[Stored items from a collection]
____

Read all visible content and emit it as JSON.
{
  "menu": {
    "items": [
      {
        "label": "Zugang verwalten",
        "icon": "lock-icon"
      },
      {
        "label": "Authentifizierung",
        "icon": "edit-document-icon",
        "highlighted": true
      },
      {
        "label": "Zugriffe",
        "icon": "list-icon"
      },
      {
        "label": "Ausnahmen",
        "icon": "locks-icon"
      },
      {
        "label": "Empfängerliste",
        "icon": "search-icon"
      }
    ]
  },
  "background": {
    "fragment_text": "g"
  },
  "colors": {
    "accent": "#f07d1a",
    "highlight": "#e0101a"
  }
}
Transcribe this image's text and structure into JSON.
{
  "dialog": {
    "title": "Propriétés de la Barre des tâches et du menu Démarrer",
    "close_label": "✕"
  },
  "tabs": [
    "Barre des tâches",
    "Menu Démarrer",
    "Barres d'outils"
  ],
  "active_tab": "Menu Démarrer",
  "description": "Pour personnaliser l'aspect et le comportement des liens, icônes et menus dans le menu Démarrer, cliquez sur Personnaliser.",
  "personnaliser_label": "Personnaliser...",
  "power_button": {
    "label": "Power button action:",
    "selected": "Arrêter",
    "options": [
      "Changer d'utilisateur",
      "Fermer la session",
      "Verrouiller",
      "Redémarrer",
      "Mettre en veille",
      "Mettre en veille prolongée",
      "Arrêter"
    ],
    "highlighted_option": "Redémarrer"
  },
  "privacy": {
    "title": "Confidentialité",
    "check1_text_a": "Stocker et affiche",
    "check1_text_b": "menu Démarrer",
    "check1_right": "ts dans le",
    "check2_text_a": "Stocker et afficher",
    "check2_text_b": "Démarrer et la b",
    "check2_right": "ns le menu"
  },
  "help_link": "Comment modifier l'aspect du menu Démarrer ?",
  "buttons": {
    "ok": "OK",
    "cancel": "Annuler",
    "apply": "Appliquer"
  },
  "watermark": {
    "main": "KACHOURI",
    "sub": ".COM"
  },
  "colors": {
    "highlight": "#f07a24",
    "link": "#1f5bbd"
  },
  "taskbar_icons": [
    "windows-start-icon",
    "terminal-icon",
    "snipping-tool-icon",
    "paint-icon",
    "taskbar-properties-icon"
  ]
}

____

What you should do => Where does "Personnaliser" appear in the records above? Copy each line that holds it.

Answer to this task =>
  "description": "Pour personnaliser l'aspect et le comportement des liens, icônes et menus dans le menu Démarrer, cliquez sur Personnaliser.",
  "personnaliser_label": "Personnaliser...",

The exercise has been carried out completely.